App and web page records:
···

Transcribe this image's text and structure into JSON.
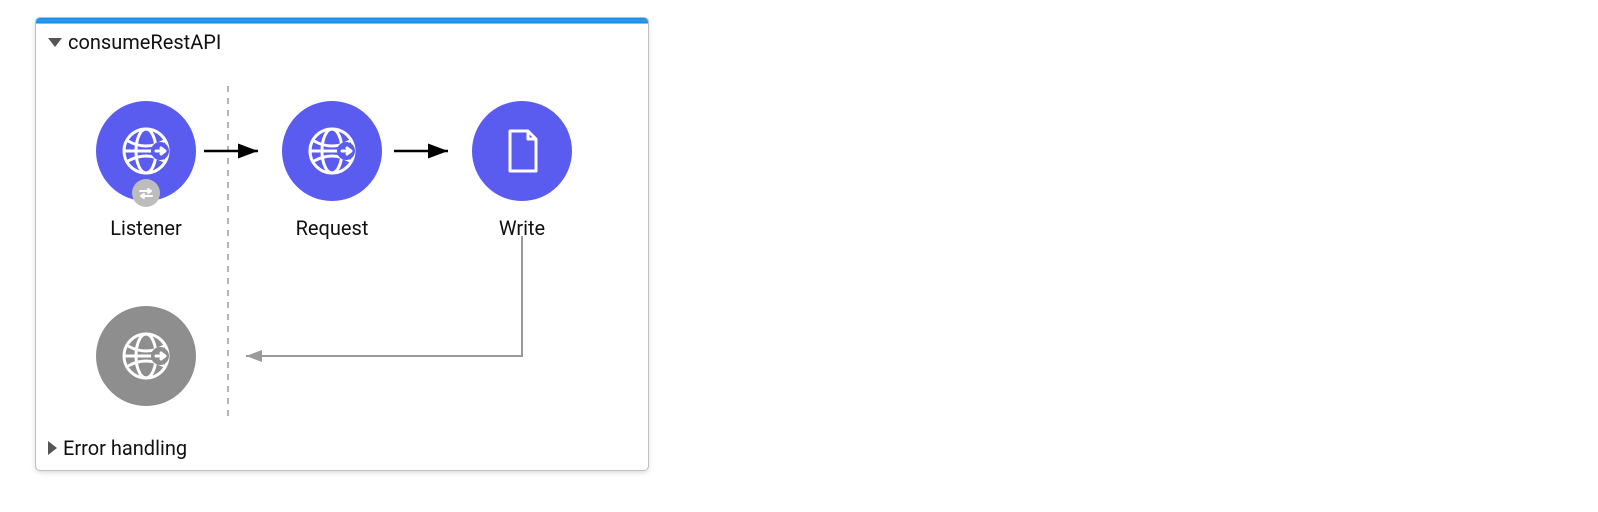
{
  "flow": {
    "title": "consumeRestAPI",
    "expanded": true,
    "nodes": {
      "listener": {
        "label": "Listener"
      },
      "request": {
        "label": "Request"
      },
      "write": {
        "label": "Write"
      }
    },
    "errorSection": {
      "label": "Error handling",
      "expanded": false
    }
  }
}
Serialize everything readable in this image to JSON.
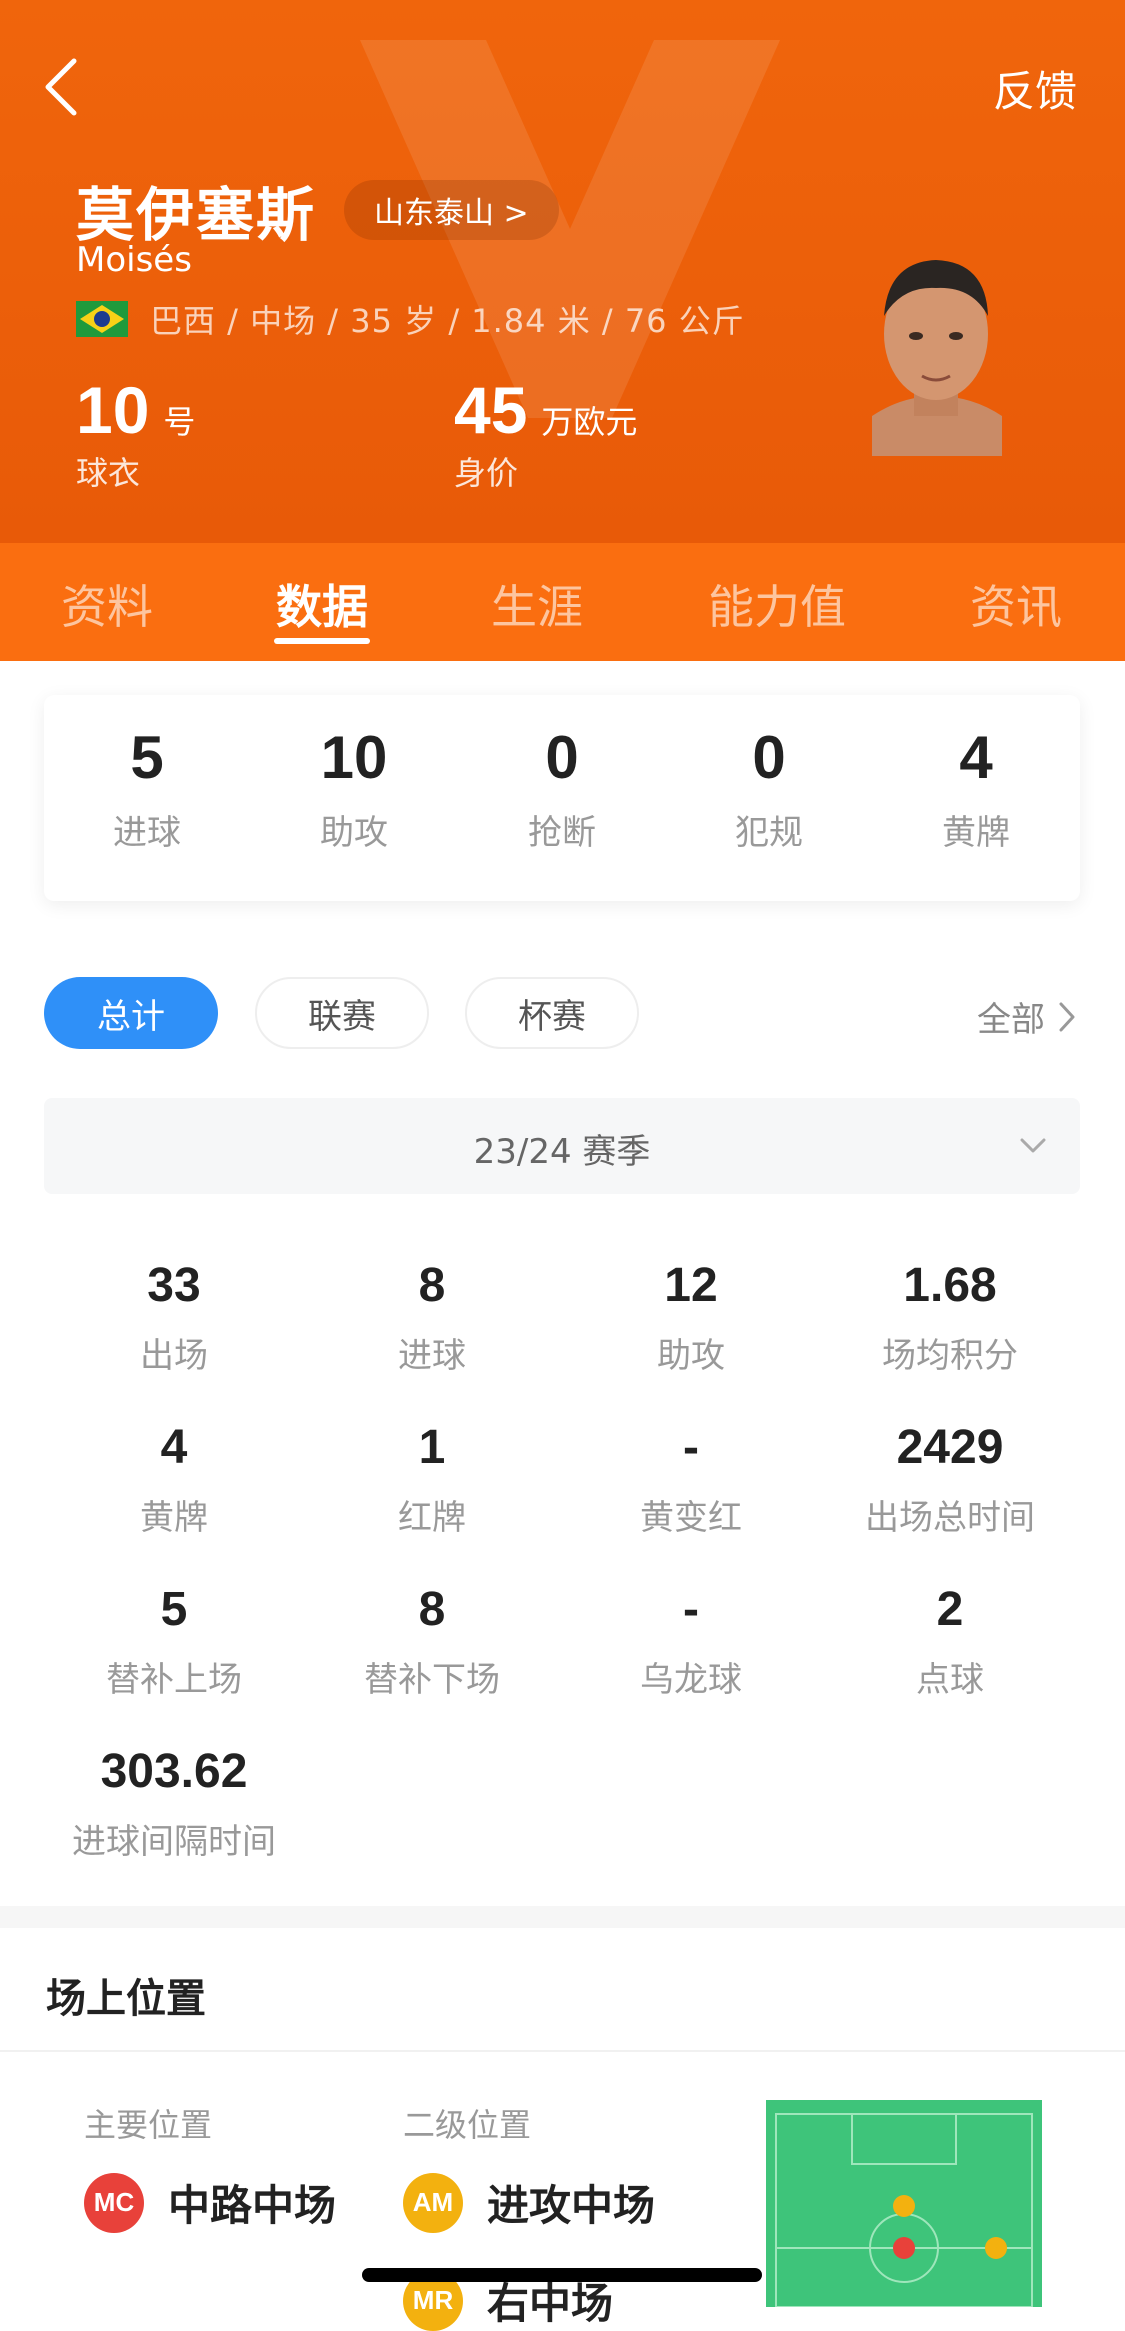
{
  "header": {
    "feedback_label": "反馈",
    "player_name": "莫伊塞斯",
    "club_label": "山东泰山 >",
    "latin_name": "Moisés",
    "bio": "巴西 / 中场 / 35 岁 / 1.84 米 / 76 公斤",
    "jersey_number": "10",
    "jersey_unit": "号",
    "jersey_caption": "球衣",
    "market_value": "45",
    "market_value_unit": "万欧元",
    "market_value_caption": "身价",
    "accent_color": "#f0650c"
  },
  "tabs": [
    "资料",
    "数据",
    "生涯",
    "能力值",
    "资讯"
  ],
  "active_tab": "数据",
  "summary": [
    {
      "value": "5",
      "label": "进球"
    },
    {
      "value": "10",
      "label": "助攻"
    },
    {
      "value": "0",
      "label": "抢断"
    },
    {
      "value": "0",
      "label": "犯规"
    },
    {
      "value": "4",
      "label": "黄牌"
    }
  ],
  "filters": {
    "options": [
      "总计",
      "联赛",
      "杯赛"
    ],
    "selected": "总计",
    "all_label": "全部"
  },
  "season": {
    "selected": "23/24 赛季"
  },
  "stats": [
    {
      "value": "33",
      "label": "出场"
    },
    {
      "value": "8",
      "label": "进球"
    },
    {
      "value": "12",
      "label": "助攻"
    },
    {
      "value": "1.68",
      "label": "场均积分"
    },
    {
      "value": "4",
      "label": "黄牌"
    },
    {
      "value": "1",
      "label": "红牌"
    },
    {
      "value": "-",
      "label": "黄变红"
    },
    {
      "value": "2429",
      "label": "出场总时间"
    },
    {
      "value": "5",
      "label": "替补上场"
    },
    {
      "value": "8",
      "label": "替补下场"
    },
    {
      "value": "-",
      "label": "乌龙球"
    },
    {
      "value": "2",
      "label": "点球"
    },
    {
      "value": "303.62",
      "label": "进球间隔时间"
    }
  ],
  "positions": {
    "section_title": "场上位置",
    "primary_header": "主要位置",
    "secondary_header": "二级位置",
    "primary": [
      {
        "code": "MC",
        "name": "中路中场",
        "color": "#e8413a"
      }
    ],
    "secondary": [
      {
        "code": "AM",
        "name": "进攻中场",
        "color": "#f3b10f"
      },
      {
        "code": "MR",
        "name": "右中场",
        "color": "#f3b10f"
      }
    ],
    "pitch_color": "#3ec47a"
  }
}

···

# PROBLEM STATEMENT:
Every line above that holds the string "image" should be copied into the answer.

# ANSWER FOR THE TASK:
Transcribe this image's text and structure into JSON.
Serialize everything readable in this image to JSON.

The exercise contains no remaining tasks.